- EdbA'21 -
Second International Workshop on Event Data and
Eindhoven, the Netherlands, 1 November 2021
Co-located at ICPM 2021
An activity from the IEEE Task Force on Process Mining
Over the past decades, capturing, storing and analyzing event data has gained attention in various domains such as process mining, clickstream analytics, IoT analytics, e-commerce and retail analytics, online gaming analytics, security analytics, website traffic analytics and preventive maintenance, smart homes and offices, just to name a few. It even resulted in the birth of new research domains such as behavioral informatics, behavioral analytics and behavioral operations research. The interest in event data lies in its analytical potential as it captures the dynamic behavior of people, objects and/or systems at a fine-grained level.
While each of these domains have their own applications and idiosyncrasies, they share the common denominator of event data and the objective to analyze behavior. Yet, these domains also differ in underlying assumptions and techniques used. Therefore, the objective of this workshop is to provide a forum to practitioners and researchers for studying a quintessential, minimal notion of events as the common denominator for records of discrete behavior in all its forms, and to study, develop and discuss techniques and methods for behavioral analytics based on all kinds of events.
The Event Data & Behavioral Analytics (EdbA) workshop considers as its starting point the presence of event data being recorded at various sources and contexts, being stored in various forms, and being considered for analysis of behavior of various kinds. Event data at different levels of granularity are considered, ranging from frequent sensor-based events in IoT settings to recordings of aggregate or long-running behavior involving time intervals and rich information. Behavior often involves multiple entities, objects, and actors to which events can be correlated in various ways. In these situations, a unique explicit process notion does either not exist, is unclear or different processes or dynamics could be recorded in the same dataset.
The workshop aims to further the development of new (or the novel application of existing) techniques, algorithms and data structures for recording, storing, managing, processing, analyzing, and visualizing event data in various forms. The workshop welcomes two types of submissions, i.e. original research papers as well as case study reports on event data and behavioral analytics.

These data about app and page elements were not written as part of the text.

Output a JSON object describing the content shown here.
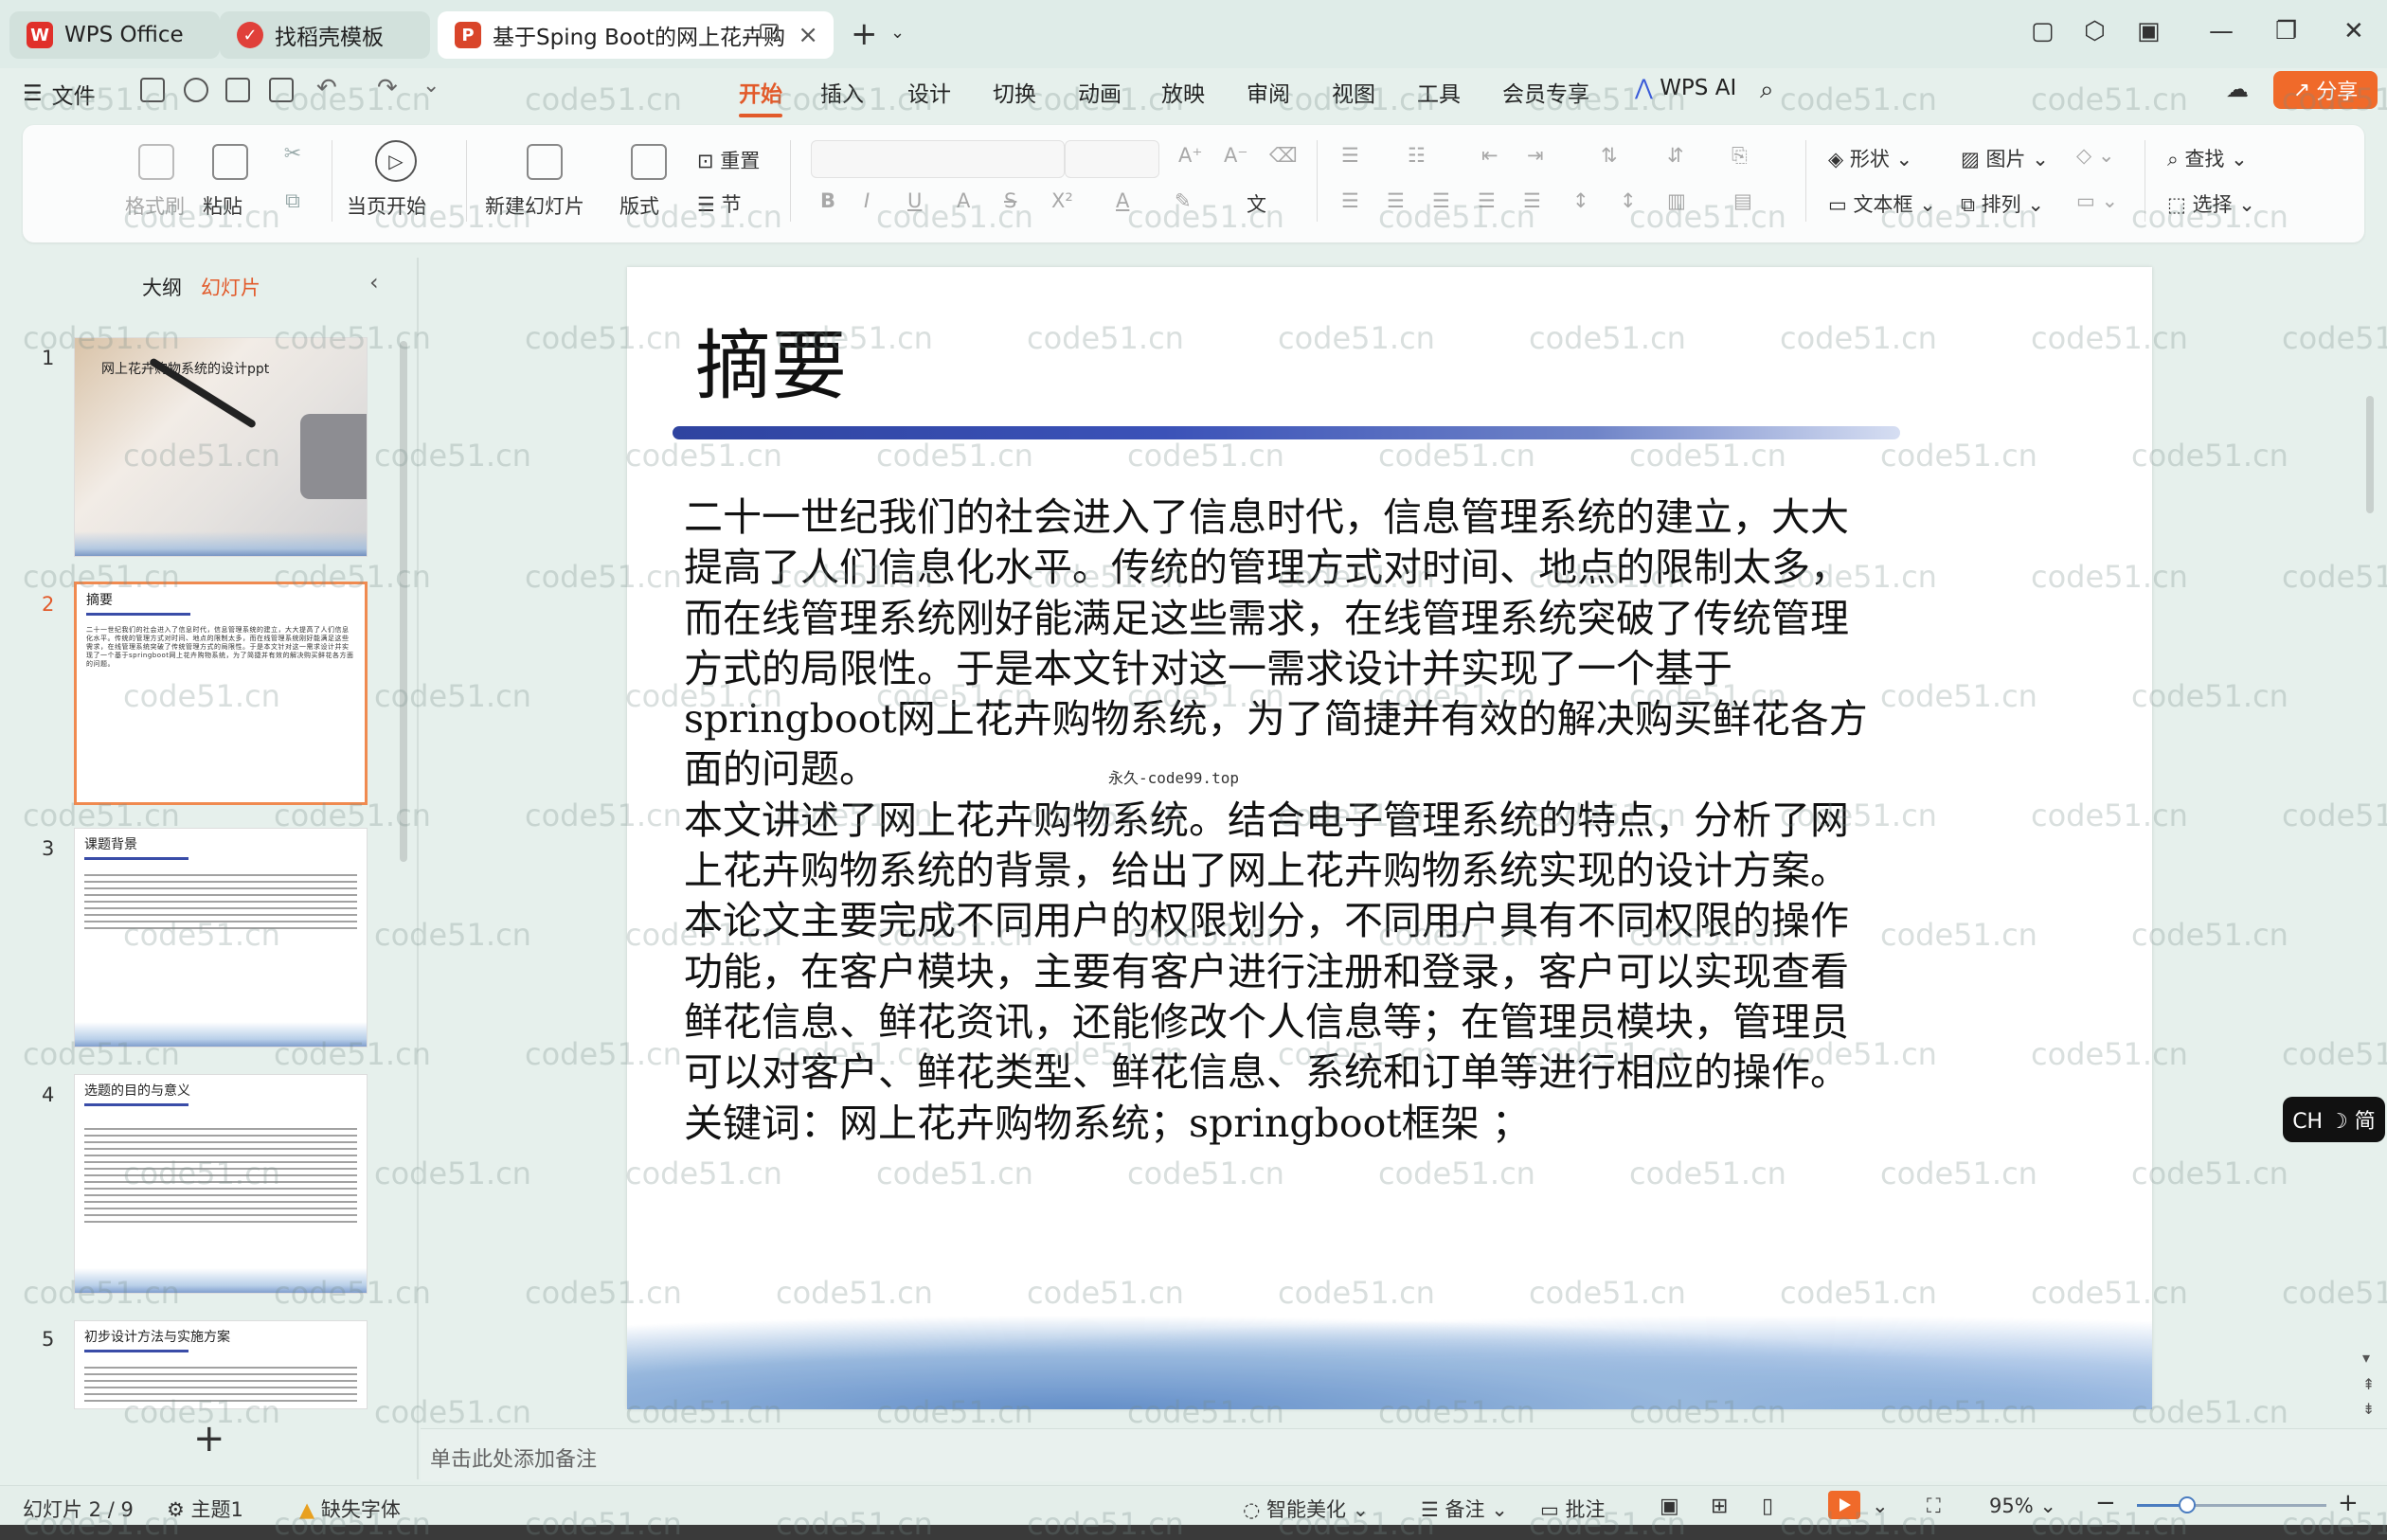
{
  "tabs": [
    {
      "label": "WPS Office",
      "icon": "wps-logo-icon"
    },
    {
      "label": "找稻壳模板",
      "icon": "docer-icon"
    },
    {
      "label": "基于Sping Boot的网上花卉购",
      "icon": "ppt-file-icon"
    }
  ],
  "menu": {
    "file_label": "文件",
    "tabs": [
      "开始",
      "插入",
      "设计",
      "切换",
      "动画",
      "放映",
      "审阅",
      "视图",
      "工具",
      "会员专享"
    ],
    "active_tab": "开始",
    "wps_ai": "WPS AI",
    "share": "分享"
  },
  "ribbon": {
    "format_painter": "格式刷",
    "paste": "粘贴",
    "play_from_current": "当页开始",
    "new_slide": "新建幻灯片",
    "layout": "版式",
    "reset": "重置",
    "section": "节",
    "text_direction": "A 文",
    "shape": "形状",
    "picture": "图片",
    "textbox": "文本框",
    "arrange": "排列",
    "find": "查找",
    "select": "选择"
  },
  "left_panel": {
    "tabs": [
      "大纲",
      "幻灯片"
    ],
    "active_tab": "幻灯片",
    "thumbnails": [
      {
        "num": "1",
        "title": "网上花卉购物系统的设计ppt"
      },
      {
        "num": "2",
        "title": "摘要"
      },
      {
        "num": "3",
        "title": "课题背景"
      },
      {
        "num": "4",
        "title": "选题的目的与意义"
      },
      {
        "num": "5",
        "title": "初步设计方法与实施方案"
      }
    ],
    "active_slide": "2"
  },
  "slide": {
    "title": "摘要",
    "paragraphs": [
      "二十一世纪我们的社会进入了信息时代，信息管理系统的建立，大大提高了人们信息化水平。传统的管理方式对时间、地点的限制太多，而在线管理系统刚好能满足这些需求，在线管理系统突破了传统管理方式的局限性。于是本文针对这一需求设计并实现了一个基于springboot网上花卉购物系统，为了简捷并有效的解决购买鲜花各方面的问题。",
      "本文讲述了网上花卉购物系统。结合电子管理系统的特点，分析了网上花卉购物系统的背景，给出了网上花卉购物系统实现的设计方案。",
      "本论文主要完成不同用户的权限划分，不同用户具有不同权限的操作功能，在客户模块，主要有客户进行注册和登录，客户可以实现查看鲜花信息、鲜花资讯，还能修改个人信息等；在管理员模块，管理员可以对客户、鲜花类型、鲜花信息、系统和订单等进行相应的操作。",
      "关键词：网上花卉购物系统；springboot框架 ；"
    ],
    "stamp": "永久-code99.top"
  },
  "notes_placeholder": "单击此处添加备注",
  "ime": "CH ☽ 简",
  "status": {
    "slide_count": "幻灯片 2 / 9",
    "theme": "主题1",
    "missing_font": "缺失字体",
    "beautify": "智能美化",
    "notes": "备注",
    "comments": "批注",
    "zoom": "95%",
    "zoom_fraction": 0.27
  },
  "watermark": "code51.cn"
}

The topics considered in the workshop consist of, but are not limited to:
- Augmentation of fine-grained event data to higher order activities or behavior
- Storage, integration, and querying of behavioral event data
- Representation and analysis of event data without a unique case identifier (without case identifier or with multiple case identifiers present)
- Monitoring and detection of complex behavior
- Diagnosis of behavior, including root-cause analysis, variance analysis, cluster analysis and many other exploratory analysis techniques
- Visual analytics of (complex) behavior
- Behavior Pattern detection, e.g., in real-time location data or other types of context-rich data
- Outlier Behavior Detection
- Behavior Prediction
- Prescriptive analytics which predicts behavior and prescribes which action could steer behavior in a specific direction
- Daniel Schuster, Lukas Schade, Sebastiaan J. van Zelst and Wil van der Aalst. Visualizing Trace Variants from Partially Ordered Event Data.
- Greg Van Houdt, Benoît Depaire and Niels Martin. Root Cause Analysis in Process Mining with Probabilistic Temporal Logic.
- Viki Peeva, Lisa Luise Mannel and Wil van der Aalst. Local Process Model Discovery by Combining Places.
- Marco Pegoraro, Bianka Bakullari, Merih Seran Uysal and Wil van der Aalst. Probability Estimation of Uncertain Process Trace Realizations
- Adam Banham, Sander Leemans, Moe Wynn and Robert Andrews. xPM: A Framework for Process Mining with Exogenous Data.
- Tobias Brockhoff, Merih Seran Uysal, Isabelle Terrier, Heiko Göhner and Wil van der Aalst. Analyzing Multi-level BOM-structured Event Data.
- Best Paper Award
- Discussion on open problems, issues and trends in event data and behavioral analytics
All accepted papers are published by Springer in the Lecture Notes in Business Information Processing (LNBIP) series.